Apr. 13—The Dayton region has a plentiful supply of drinking water that's critical to the health of our local residents and economy.
That's why the next Dayton Daily News Community Conversation will examine what our local leaders are doing to protect that precious resource.
The Dayton Daily News' Community Conversation: Protecting Our Water for the Future will be held at 6:30 p.m. April 21 live on the newspaper's Facebook page. It will be hosted by Dayton Daily News Editor Jim Bebbington and Reporter Ismail Turay Jr.
"This region has a long history of effort to protect its water resources and we think it's important for our coverage now to dig into the next generation of work being done to keep our drinking water clean and our rivers and lakes healthy," Bebbington said.
Panelists will include: — Abinash Agrawal, groundwater remediation expert and earth science professor at Wright State University; — Joe Bates, city of Xenia water treatment supervisor; — Becky Benna, executive director of Five Rivers MetroParks; — Janet Bly, general manager of the Miami Conservancy District; — Stephanie Keinath, vice president of strategic initiatives for the Dayton Area Chamber of Commerce; — Michael Powell, city of Dayton Department of Water director.
The Dayton Daily News' Path Forward team has been digging into the safety and sustainability of the region's drinking water for about two years. That coverage has included stories on the Buried Valley Aquifer ― where the majority of communities in the region get their drinking water ― and potential threats to it.
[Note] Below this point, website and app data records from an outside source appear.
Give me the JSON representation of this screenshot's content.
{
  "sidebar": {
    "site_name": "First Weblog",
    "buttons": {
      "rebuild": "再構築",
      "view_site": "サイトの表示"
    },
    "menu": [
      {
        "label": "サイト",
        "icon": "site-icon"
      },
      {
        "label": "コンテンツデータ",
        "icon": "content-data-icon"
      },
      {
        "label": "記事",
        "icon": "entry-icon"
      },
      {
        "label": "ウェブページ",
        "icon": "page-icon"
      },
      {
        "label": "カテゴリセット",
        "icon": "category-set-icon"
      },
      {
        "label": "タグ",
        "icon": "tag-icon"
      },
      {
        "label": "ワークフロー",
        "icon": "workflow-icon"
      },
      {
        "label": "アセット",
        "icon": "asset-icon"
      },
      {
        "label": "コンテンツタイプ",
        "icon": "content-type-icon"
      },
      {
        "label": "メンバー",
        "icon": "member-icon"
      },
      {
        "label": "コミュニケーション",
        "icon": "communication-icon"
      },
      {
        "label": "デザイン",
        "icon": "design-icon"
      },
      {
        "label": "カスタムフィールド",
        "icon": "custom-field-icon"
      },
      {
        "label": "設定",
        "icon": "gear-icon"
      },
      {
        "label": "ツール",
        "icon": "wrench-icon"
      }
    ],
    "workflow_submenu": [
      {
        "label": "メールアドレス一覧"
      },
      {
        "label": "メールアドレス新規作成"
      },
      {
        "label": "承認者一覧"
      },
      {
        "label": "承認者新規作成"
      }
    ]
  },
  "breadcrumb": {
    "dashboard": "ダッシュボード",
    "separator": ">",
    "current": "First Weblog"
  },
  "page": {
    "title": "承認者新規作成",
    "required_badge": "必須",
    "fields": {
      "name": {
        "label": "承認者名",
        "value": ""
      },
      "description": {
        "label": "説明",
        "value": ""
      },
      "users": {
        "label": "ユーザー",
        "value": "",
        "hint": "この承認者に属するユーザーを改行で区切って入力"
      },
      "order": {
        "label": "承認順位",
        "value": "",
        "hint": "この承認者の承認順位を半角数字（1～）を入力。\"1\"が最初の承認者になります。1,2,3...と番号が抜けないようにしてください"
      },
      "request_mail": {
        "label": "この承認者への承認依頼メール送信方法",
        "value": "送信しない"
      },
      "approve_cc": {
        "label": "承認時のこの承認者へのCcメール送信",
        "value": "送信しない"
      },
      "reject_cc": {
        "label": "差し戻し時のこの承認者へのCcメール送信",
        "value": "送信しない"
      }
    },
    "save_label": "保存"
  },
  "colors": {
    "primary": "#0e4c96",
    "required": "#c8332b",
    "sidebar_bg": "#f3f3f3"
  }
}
In addition, we've written extensively about a group of harmful chemicals known as PFAS ― or per- and polyfluoroalkyl substances. Dubbed "forever chemicals," PFAS have been linked to cancer, birth defects and other health issues. The chemicals have been detected in low levels in more than 20 public drinking water systems throughout Southwest Ohio.
The newspaper has also dug into the region's water infrastructure, some of which are a century old. We've talked to local municipalities about how much treated water is leaked each year because of aging pipes, their plans to repair or replace the pipes and how that may affect water customers' bills.
The Dayton Dayton News also has looked into the health of the region's waterways, and how runoffs from agricultural and urban development are affecting them, along with our drinking water. We talked to experts who said the problem will hit taxpayers and property owners in the pocketbooks to the tune of millions of dollars if more is not done to reduce those storm water runoffs.
The Dayton Daily News also is working with area organizations and agencies to make a difference in the community. As part of the Bee the Change campaign, $1 from every new subscription between April and June will be donated to Five Rivers MetroParks for its local pollinator prairies.